## Work required
Down to the last word, output the records below, skipping any images.

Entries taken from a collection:
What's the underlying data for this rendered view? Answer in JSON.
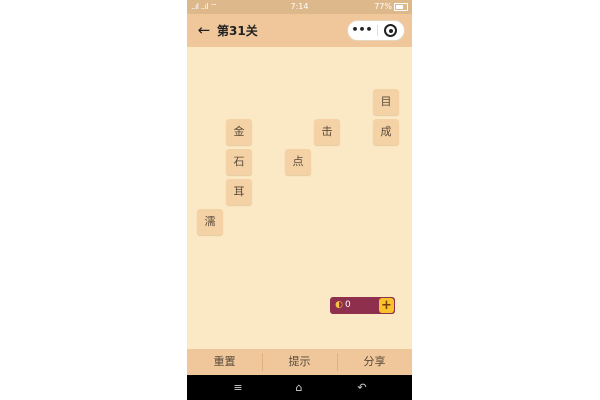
{
  "status_bar": {
    "signal": "..ıl ..ıl ⌔",
    "time": "7:14",
    "battery": "77%"
  },
  "nav": {
    "title": "第31关",
    "back_icon": "back-arrow-icon",
    "more_icon": "more-icon",
    "close_icon": "close-circle-icon"
  },
  "board": {
    "tiles": [
      "目",
      "金",
      "击",
      "成",
      "石",
      "点",
      "耳",
      "濡"
    ]
  },
  "coins": {
    "count": "0",
    "add_label": "+",
    "accent": "#8e2f4e",
    "button_color": "#f7c22a"
  },
  "bottom": {
    "reset_label": "重置",
    "hint_label": "提示",
    "share_label": "分享"
  },
  "android": {
    "menu_icon": "≡",
    "home_icon": "⌂",
    "back_icon": "↶"
  },
  "colors": {
    "board_bg": "#fbe9c5",
    "bar_bg": "#efc79b",
    "tile_bg": "#f5d2a5"
  }
}
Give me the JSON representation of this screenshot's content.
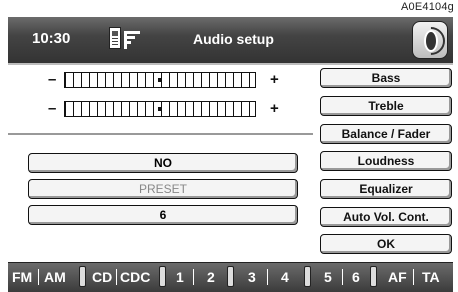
{
  "figure_code": "A0E4104g",
  "header": {
    "time": "10:30",
    "title": "Audio setup",
    "icons": [
      "phone-icon",
      "document-icon",
      "speaker-icon"
    ]
  },
  "sliders": [
    {
      "minus": "–",
      "plus": "+",
      "level": 0.5
    },
    {
      "minus": "–",
      "plus": "+",
      "level": 0.5
    }
  ],
  "values": {
    "loudness_value": "NO",
    "equalizer_value": "PRESET",
    "auto_vol_value": "6"
  },
  "menu": [
    "Bass",
    "Treble",
    "Balance / Fader",
    "Loudness",
    "Equalizer",
    "Auto Vol. Cont.",
    "OK"
  ],
  "sources": [
    "FM",
    "AM",
    "CD",
    "CDC",
    "1",
    "2",
    "3",
    "4",
    "5",
    "6",
    "AF",
    "TA"
  ]
}
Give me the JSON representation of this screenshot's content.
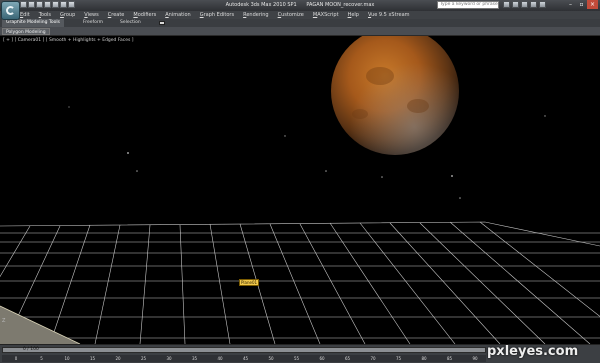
{
  "window": {
    "app_name": "Autodesk 3ds Max  2010 SP1",
    "file_name": "PAGAN MOON_recover.max"
  },
  "search": {
    "placeholder": "Type a keyword or phrase"
  },
  "menu": {
    "items": [
      "Edit",
      "Tools",
      "Group",
      "Views",
      "Create",
      "Modifiers",
      "Animation",
      "Graph Editors",
      "Rendering",
      "Customize",
      "MAXScript",
      "Help",
      "Vue 9.5 xStream"
    ]
  },
  "ribbon": {
    "tabs": [
      "Graphite Modeling Tools",
      "Freeform",
      "Selection"
    ],
    "active_tab": "Graphite Modeling Tools",
    "panel_label": "Polygon Modeling"
  },
  "viewport": {
    "label": "[ + ] [ Camera01 ] [ Smooth + Highlights + Edged Faces ]",
    "object_label": "Plane01",
    "grid_color": "#c8c8c8",
    "moon_color": "#b0611e",
    "axis_label": "Z"
  },
  "timeline": {
    "frame_counter": "0 / 100",
    "ticks": [
      "0",
      "5",
      "10",
      "15",
      "20",
      "25",
      "30",
      "35",
      "40",
      "45",
      "50",
      "55",
      "60",
      "65",
      "70",
      "75",
      "80",
      "85",
      "90"
    ]
  },
  "watermark": "pxleyes.com"
}
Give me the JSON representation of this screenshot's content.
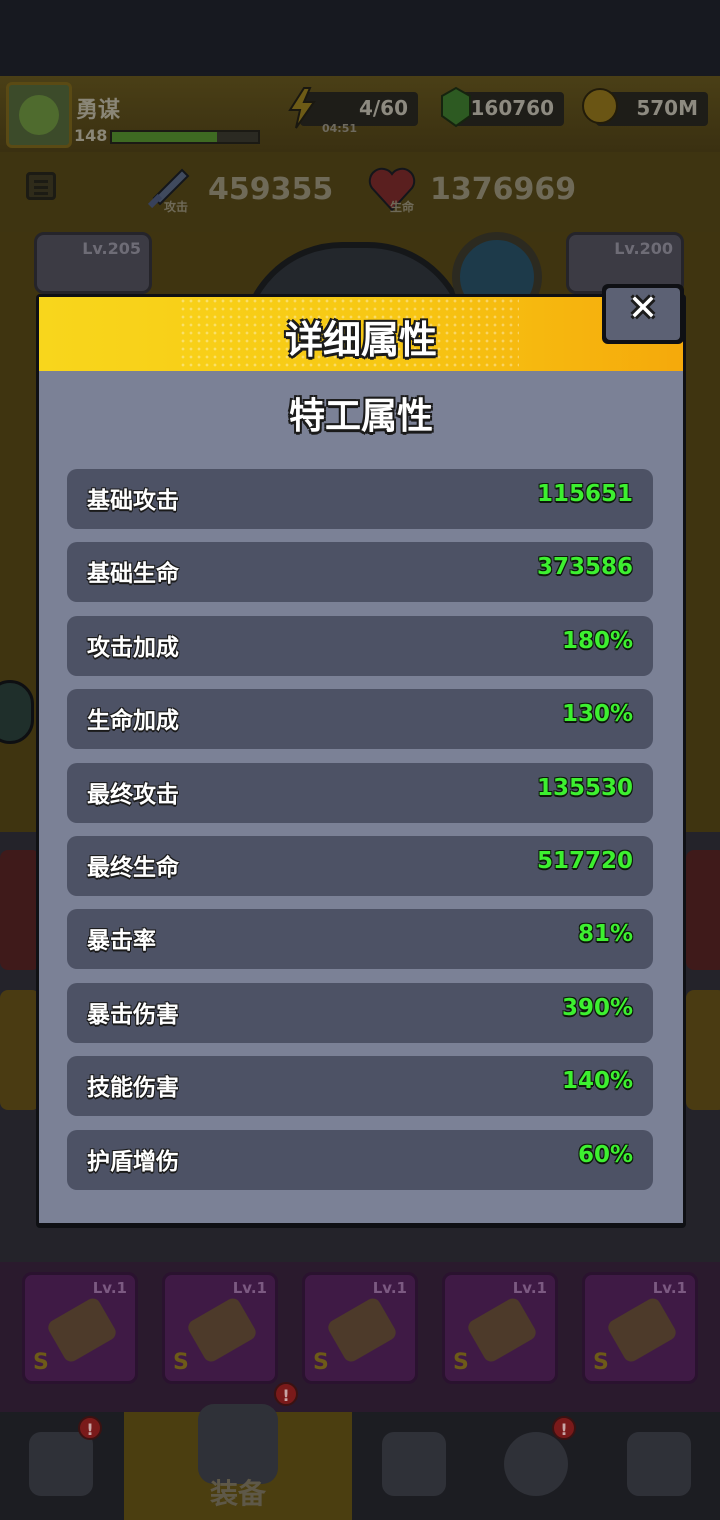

## Solution
What's the underlying data for this rendered view? Answer in JSON.
{
  "status_bar": {
    "signal": "..ıl ..ıl ⌔",
    "time": "7:14",
    "battery": "77%"
  },
  "nav": {
    "title": "第31关",
    "back_icon": "back-arrow-icon",
    "more_icon": "more-icon",
    "close_icon": "close-circle-icon"
  },
  "board": {
    "tiles": [
      "目",
      "金",
      "击",
      "成",
      "石",
      "点",
      "耳",
      "濡"
    ]
  },
  "coins": {
    "count": "0",
    "add_label": "+",
    "accent": "#8e2f4e",
    "button_color": "#f7c22a"
  },
  "bottom": {
    "reset_label": "重置",
    "hint_label": "提示",
    "share_label": "分享"
  },
  "android": {
    "menu_icon": "≡",
    "home_icon": "⌂",
    "back_icon": "↶"
  },
  "colors": {
    "board_bg": "#fbe9c5",
    "bar_bg": "#efc79b",
    "tile_bg": "#f5d2a5"
  }
}
Give me the JSON representation of this screenshot's content.
{
  "figure_code": "A0E4104g",
  "header": {
    "time": "10:30",
    "title": "Audio setup",
    "icons": [
      "phone-icon",
      "document-icon",
      "speaker-icon"
    ]
  },
  "sliders": [
    {
      "minus": "–",
      "plus": "+",
      "level": 0.5
    },
    {
      "minus": "–",
      "plus": "+",
      "level": 0.5
    }
  ],
  "values": {
    "loudness_value": "NO",
    "equalizer_value": "PRESET",
    "auto_vol_value": "6"
  },
  "menu": [
    "Bass",
    "Treble",
    "Balance / Fader",
    "Loudness",
    "Equalizer",
    "Auto Vol. Cont.",
    "OK"
  ],
  "sources": [
    "FM",
    "AM",
    "CD",
    "CDC",
    "1",
    "2",
    "3",
    "4",
    "5",
    "6",
    "AF",
    "TA"
  ]
}
Give me the JSON representation of this screenshot's content.
{
  "window": {
    "app_name": "Autodesk 3ds Max  2010 SP1",
    "file_name": "PAGAN MOON_recover.max"
  },
  "search": {
    "placeholder": "Type a keyword or phrase"
  },
  "menu": {
    "items": [
      "Edit",
      "Tools",
      "Group",
      "Views",
      "Create",
      "Modifiers",
      "Animation",
      "Graph Editors",
      "Rendering",
      "Customize",
      "MAXScript",
      "Help",
      "Vue 9.5 xStream"
    ]
  },
  "ribbon": {
    "tabs": [
      "Graphite Modeling Tools",
      "Freeform",
      "Selection"
    ],
    "active_tab": "Graphite Modeling Tools",
    "panel_label": "Polygon Modeling"
  },
  "viewport": {
    "label": "[ + ] [ Camera01 ] [ Smooth + Highlights + Edged Faces ]",
    "object_label": "Plane01",
    "grid_color": "#c8c8c8",
    "moon_color": "#b0611e",
    "axis_label": "Z"
  },
  "timeline": {
    "frame_counter": "0 / 100",
    "ticks": [
      "0",
      "5",
      "10",
      "15",
      "20",
      "25",
      "30",
      "35",
      "40",
      "45",
      "50",
      "55",
      "60",
      "65",
      "70",
      "75",
      "80",
      "85",
      "90"
    ]
  },
  "watermark": "pxleyes.com"
}
Give me the JSON representation of this screenshot's content.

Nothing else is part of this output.